Here are a few things we’ve seen as a valuable step one for Mobile Workforce applications:

  1. Route Mapping: Optimize the travel path between stops by providing real-time directions and automatically tracking time at each stop.
  2. Messaging and Feedback systems: Enable technicians to send notes, photos, and videos back to supervisors or other technicians for feedback, advice, and training.
  3. Repair/Service Supplies: Enable technicians to keep track of inventory and supplies riding with them on the truck. When technicians use items, build an app that keeps track of how much. And when supplies, run low, have the system push a notification (I encourage reading our node.js blog post on how to best do this) to restock the next time they’re parked at HQ.

The key to step one is to make sure you get buy-in from your team by delivering a product that truly saves time and delivers the utility that encourages them to use it time and time again.

Step two: Build on success, Invite your Customers Along

Necessity drives innovation. A tool that is simple will eventually reach a threshold where it must either be built out further or run the risk of feeling limiting to your team. Build on what works, and start giving access to your customers to tap into the data that is relevant to them. I can’t stress this enough — keep utility front and center. Flash, gimmicks, shameless marketing will be evident in a heartbeat. If you want your customers to stay loyal, give them genuine utility and a true reason to pull their phone out when the house is slowly flooding.
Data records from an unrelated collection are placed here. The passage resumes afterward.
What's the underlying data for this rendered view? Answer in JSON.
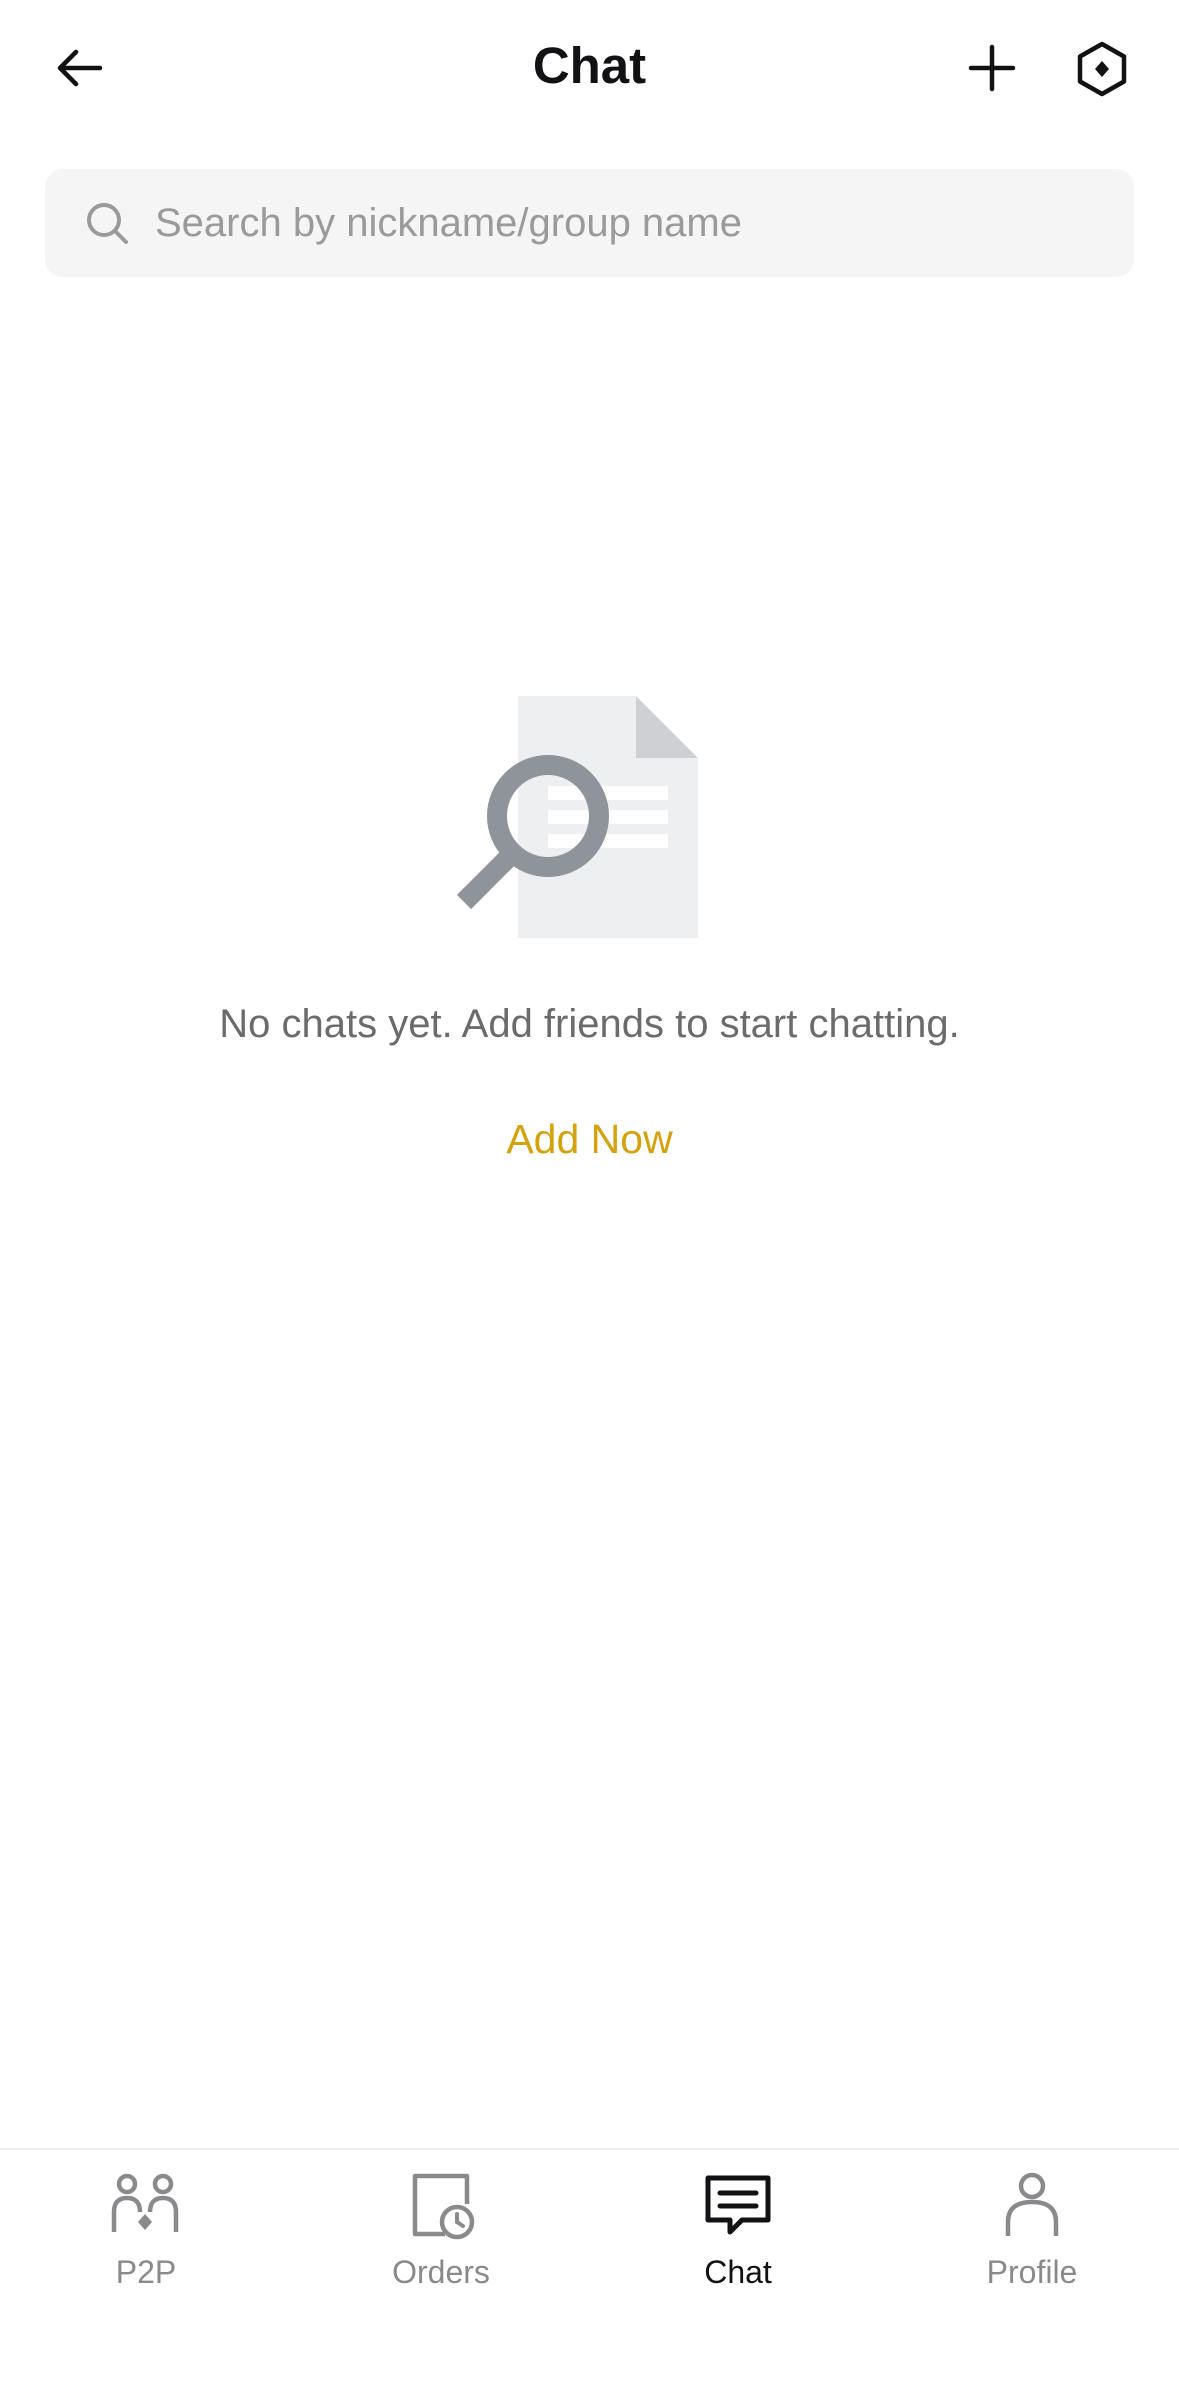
{
  "header": {
    "title": "Chat",
    "back_icon": "arrow-left-icon",
    "add_icon": "plus-icon",
    "settings_icon": "hexagon-settings-icon"
  },
  "search": {
    "placeholder": "Search by nickname/group name",
    "value": "",
    "icon": "search-icon"
  },
  "empty_state": {
    "illustration": "document-magnifier-icon",
    "message": "No chats yet. Add friends to start chatting.",
    "action_label": "Add Now"
  },
  "bottom_nav": {
    "items": [
      {
        "label": "P2P",
        "icon": "p2p-icon",
        "active": false
      },
      {
        "label": "Orders",
        "icon": "orders-icon",
        "active": false
      },
      {
        "label": "Chat",
        "icon": "chat-icon",
        "active": true
      },
      {
        "label": "Profile",
        "icon": "profile-icon",
        "active": false
      }
    ]
  },
  "colors": {
    "accent": "#d4a20c",
    "text_primary": "#121214",
    "text_secondary": "#6b6b6e",
    "nav_inactive": "#8a8a8d",
    "search_bg": "#f5f5f5"
  }
}
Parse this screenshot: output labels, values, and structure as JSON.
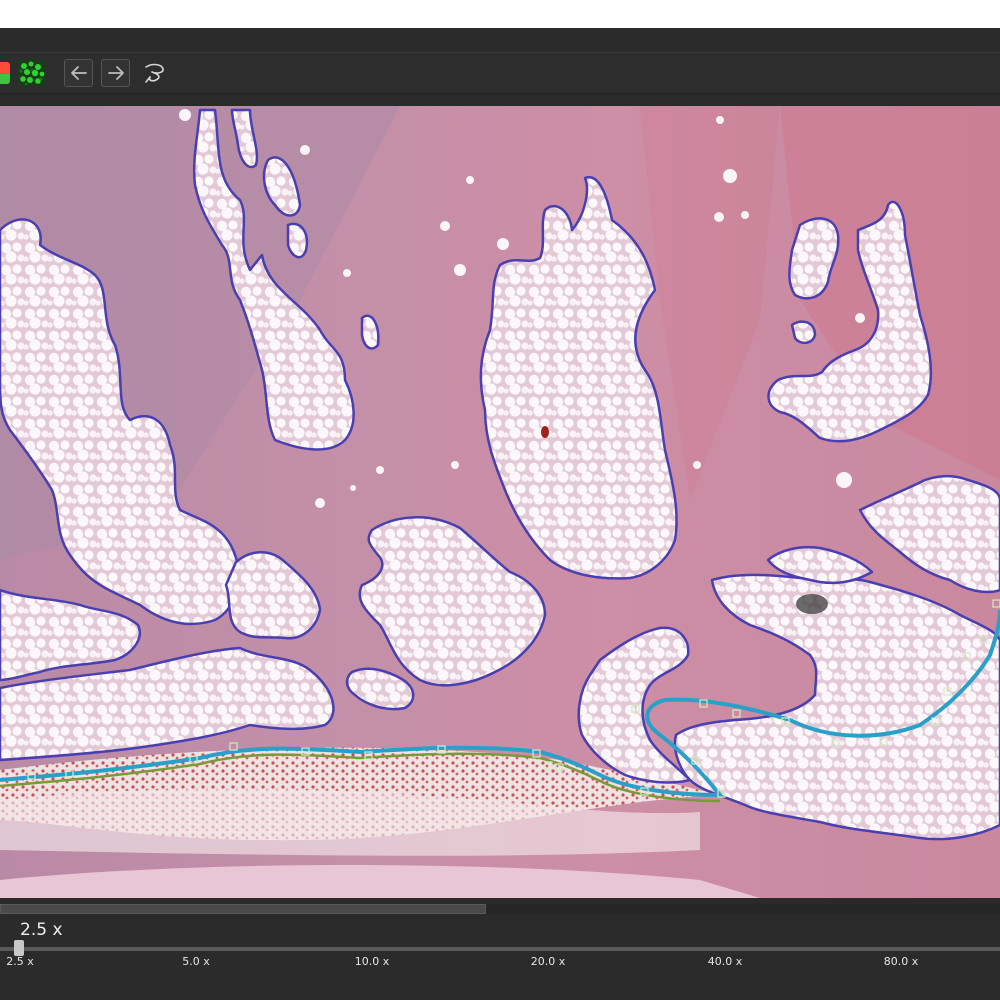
{
  "toolbar": {
    "tools": [
      {
        "name": "color-swatch-tool",
        "icon": "red-green-swatch-icon"
      },
      {
        "name": "tissue-detect-tool",
        "icon": "green-cells-icon"
      },
      {
        "name": "undo-button",
        "icon": "arrow-left-icon"
      },
      {
        "name": "redo-button",
        "icon": "arrow-right-icon"
      },
      {
        "name": "lasso-tool-button",
        "icon": "lasso-icon"
      }
    ]
  },
  "viewer": {
    "content": "H&E stained tissue slide with fat region annotations",
    "annotation_colors": {
      "region_outline": "#4a3fb0",
      "line_outer": "#2aa0c8",
      "line_inner": "#7a9a3a"
    }
  },
  "zoom": {
    "current": "2.5 x",
    "level_fraction": 0.0,
    "ticks": [
      "2.5 x",
      "5.0 x",
      "10.0 x",
      "20.0 x",
      "40.0 x",
      "80.0 x"
    ]
  }
}
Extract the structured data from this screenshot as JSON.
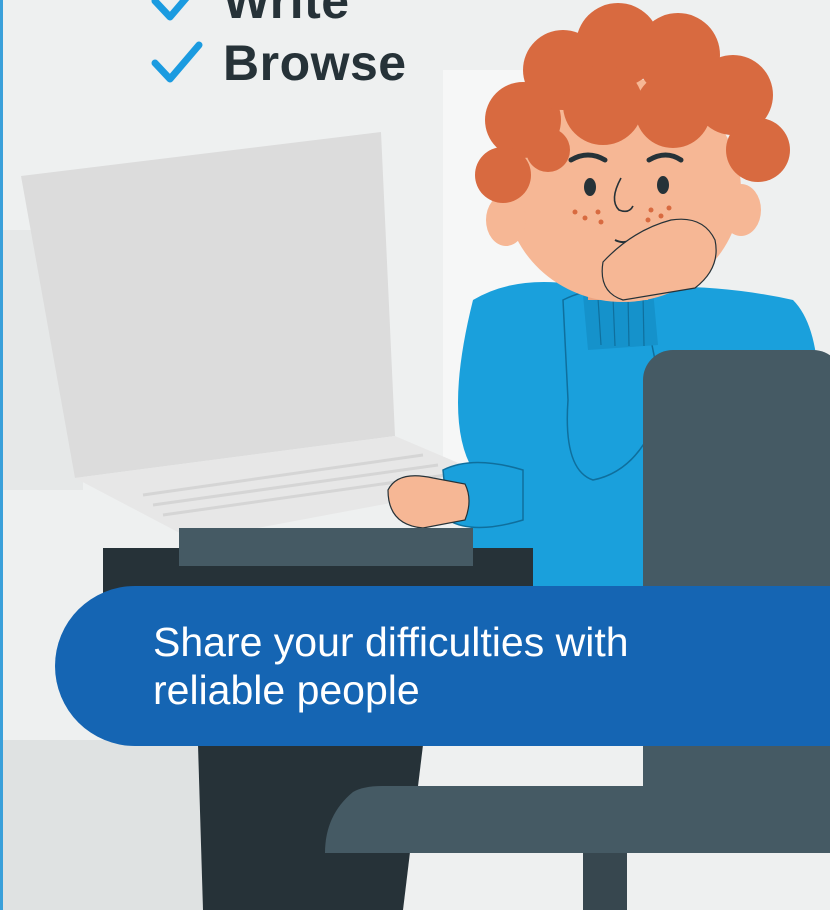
{
  "checklist": {
    "items": [
      {
        "label": "Write",
        "icon": "checkmark-icon"
      },
      {
        "label": "Browse",
        "icon": "checkmark-icon"
      }
    ],
    "check_color": "#1b9be0"
  },
  "banner": {
    "text_line1": "Share your difficulties with",
    "text_line2": "reliable people",
    "background": "#1565b3"
  },
  "illustration": {
    "subject": "boy-with-laptop-illustration",
    "colors": {
      "hair": "#d86a40",
      "skin": "#f6b795",
      "sweater": "#1aa0dc",
      "chair": "#455a64",
      "desk": "#263238"
    }
  }
}
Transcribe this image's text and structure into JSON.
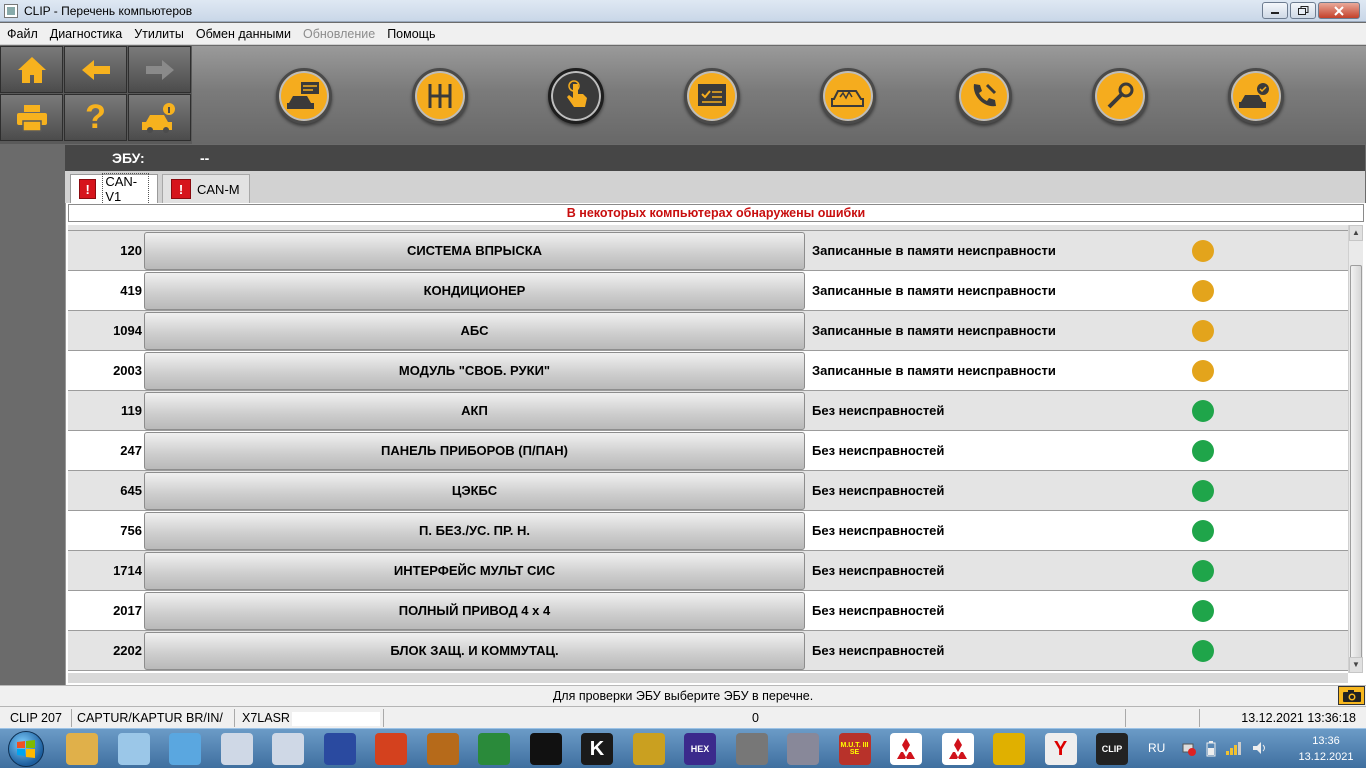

A few stage two deployments we encourage:

For driving a mobile workforce

  1. Gamification: create dashboards and performance metrics that show customer satisfaction, ticket time to resolution, accuracy, and safety performance.
  2. AR & VR Training: In some industries, training can entail a safety risk. By incorporating emerging visual technology into your training program, a technician can learn a new skill in a safe, controlled environment.

For customers with midnight woes

  1. Deliver utility first: payments, statements, reporting outages, leaks, and other common service hiccups. The time for your company to shine is when things go awry for your customers
  2. Deliver details: The same system powering technicians can now give a more granular view of when things will be repaired. If you really want to go the extra mile, add an option for customers to opt-in to push notifications giving regular updates to when crews are dispatched, assessing damage, in repair mode, and of course, when repairs are completed.

I get it, it can be daunting to jump into mobile. People are often held back by clunky systems, outdated back-ends, lack of expertise, or general fears of delivering a poor application. But just like the flood, what started with a pushbroom and a lot of cursing, turned into a full scale operation with flashlights, shovels, ladders, and a lot of elbow grease that ultimately cleared out the basement, and fixed the issue at the root — I’ll listen next time my wife tells me to clean the gutters before the spring-time truly rolls in. I would encourage companies to listen to their customers in the same way.

It takes a clear vision and a well-constructed roadmap to take a company from antiquated systems to cutting edge — but don’t fear, it’s doable! If you ever need a hand, you know where to find us.

— Jaime De La Ree is the Business Development Lead at Shockoe with five years of experience in mobile technology sales